of

all nations, which

renders

cor-

respondence

in

this

particular unpracticable,

at

least without

great

inconvenience.

Ans.

4.

Before

the

law,

Christian

religion,

and consequently

a

Christian

church,

in

substance subsisted;

but

what unity of

govern-

ment

was

there then

?

Euseb.

list,

i.

4;

Baron., App.

ii.

Ans.

5.

The temporal union of

the

Jews

might

only figure

the

spiritual

unity

of Christians in faith, charity, and

peace.

Arg.

VII.

All

ecclesiastical power was

derived

from

the

same

fountains,

by

succession from

the

apostles; therefore,

the

church

was

one

political

body.

Ep.

p. 51

-55;

Lat.,

p.

157.

Ans.

1.

Thence

we

may

rather

infer

that

churches are

not

so

united,

because

the

founders of

them

were several persons endowed

with

co-

ordinate and equal

power.

Iren.

iii.

3;

Tert.

Præscr. xxxi.,

xxxii.

Ans.

2.

The

apostles

in

several churches

constituted

bishops in-

dependent

from each

other; and

the

like may be

now,

either

by

suc-

cession from

those or

by the constitutions

of

human

prudence,

accord-

ing

to emergencies of

occasion

and

circumstances

of

things.

Ans.

3.

Divers churches

were

alróvepor,

and all

were

so

according

to

St

Cyprian.

Ans.

4.

All temporal

power is derived from

Adam and

the patri-

archs,

ancient fathers

of families.

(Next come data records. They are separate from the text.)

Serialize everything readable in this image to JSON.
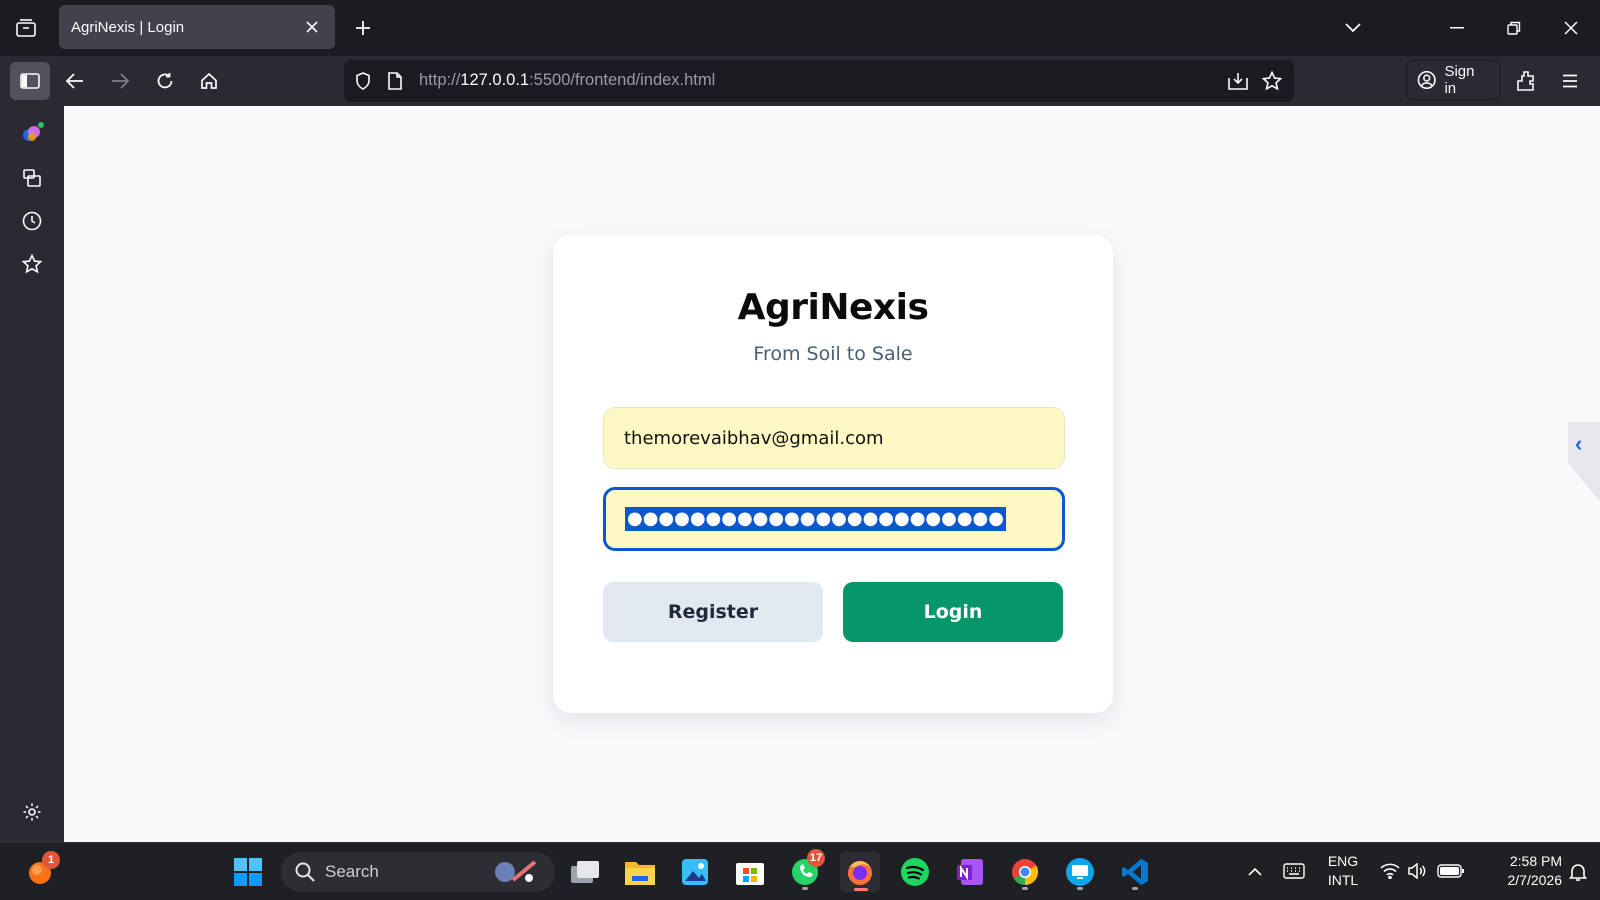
{
  "browser": {
    "tab_title": "AgriNexis | Login",
    "url_scheme": "http://",
    "url_host": "127.0.0.1",
    "url_rest": ":5500/frontend/index.html",
    "signin_label": "Sign in"
  },
  "login": {
    "title": "AgriNexis",
    "subtitle": "From Soil to Sale",
    "email_value": "themorevaibhav@gmail.com",
    "password_mask": "●●●●●●●●●●●●●●●●●●●●●●●●",
    "register_label": "Register",
    "login_label": "Login",
    "accent_color": "#059669",
    "input_color": "#fef9c3"
  },
  "taskbar": {
    "search_placeholder": "Search",
    "notification_badge": "1",
    "whatsapp_badge": "17",
    "language_line1": "ENG",
    "language_line2": "INTL",
    "time": "2:58 PM",
    "date": "2/7/2026"
  }
}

Does

it

thence

follow

that

all

the

world

must

be

under

one secular government?

Arg.

VIII.

All

churches exercised

a

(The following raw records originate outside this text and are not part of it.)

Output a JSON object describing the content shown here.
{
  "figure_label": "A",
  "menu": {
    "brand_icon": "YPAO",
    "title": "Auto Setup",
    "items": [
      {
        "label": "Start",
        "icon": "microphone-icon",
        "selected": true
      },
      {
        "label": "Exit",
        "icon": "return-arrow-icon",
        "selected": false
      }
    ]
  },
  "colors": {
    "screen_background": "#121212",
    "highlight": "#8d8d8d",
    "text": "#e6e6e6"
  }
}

power

of excommunication,

or of excluding heretics, schismatics, disorderly

and

scandalous

people.

Ep.,

p.

59,

125;

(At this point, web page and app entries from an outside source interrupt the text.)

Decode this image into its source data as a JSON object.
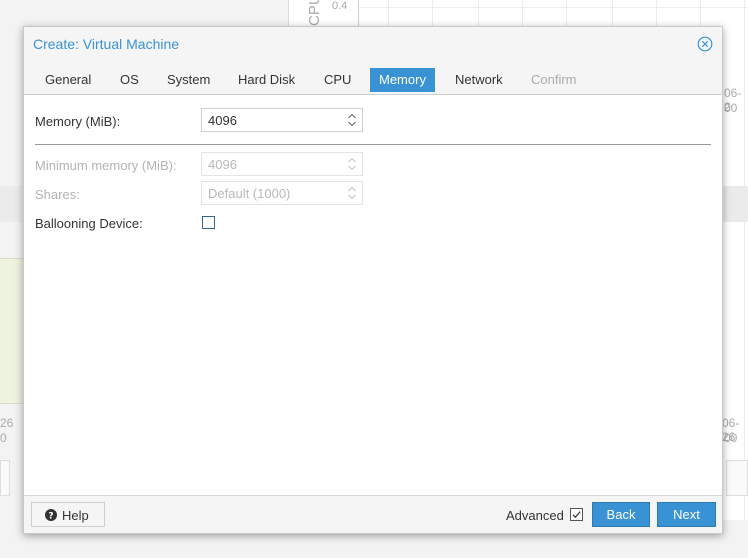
{
  "background": {
    "chart_axis_label": "CPU",
    "chart_tick": "0.4",
    "left_date": "26",
    "left_time": "0",
    "right_date_top": "06-2",
    "right_time_top": "00",
    "right_date_bottom": "06-26",
    "right_time_bottom": "00"
  },
  "dialog": {
    "title": "Create: Virtual Machine",
    "tabs": [
      {
        "label": "General",
        "state": "normal"
      },
      {
        "label": "OS",
        "state": "normal"
      },
      {
        "label": "System",
        "state": "normal"
      },
      {
        "label": "Hard Disk",
        "state": "normal"
      },
      {
        "label": "CPU",
        "state": "normal"
      },
      {
        "label": "Memory",
        "state": "active"
      },
      {
        "label": "Network",
        "state": "normal"
      },
      {
        "label": "Confirm",
        "state": "disabled"
      }
    ],
    "fields": {
      "memory": {
        "label": "Memory (MiB):",
        "value": "4096"
      },
      "min_memory": {
        "label": "Minimum memory (MiB):",
        "value": "4096"
      },
      "shares": {
        "label": "Shares:",
        "value": "Default (1000)"
      },
      "ballooning": {
        "label": "Ballooning Device:",
        "checked": false
      }
    },
    "footer": {
      "help_label": "Help",
      "advanced_label": "Advanced",
      "advanced_checked": true,
      "back_label": "Back",
      "next_label": "Next"
    }
  },
  "colors": {
    "accent": "#3892d3",
    "disabled_text": "#b4b4b4"
  }
}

Lat.,

p.

185,

195.

Ans.

1.

Each

church

was

vested with this

power. This,

therefore,

only infers

a

resemblance of several churches

in discipline;

which

we

avow.

A

ns.

2.

This argues

that

all

churches took themselves

to be

obliged

to preserve

the

same faith, to exercise

charity and

peace,

to maintain

the like

holiness of conversation.

What

then?

do we

deny this?

Ans.

3.

All kingdoms and states punish

offenders

against

reason

and justice, banish

seditious

and

disorderly persons,

uphold

the

principles

and practice

of

common honesty

and morality.

Does

it

thence

follow

that

all

nations must

come

under

one civil govern-

ment?'

Arg. IX. All

churches

maintained

intercourse

and

commerce

with

i

Excommunication of other churches is only a declaration against

the

deviation from

Christian

truth,

or piety, or charity.

Communio suspensa

restituitur

demonstranti

causas,

quibus id acciderat,

jam

esse

detersas,

et profitenti

conditiones pacis

impletas.

P.

Inn.

I.,

Ep. xvi.

de

Attico Constant.

Ep.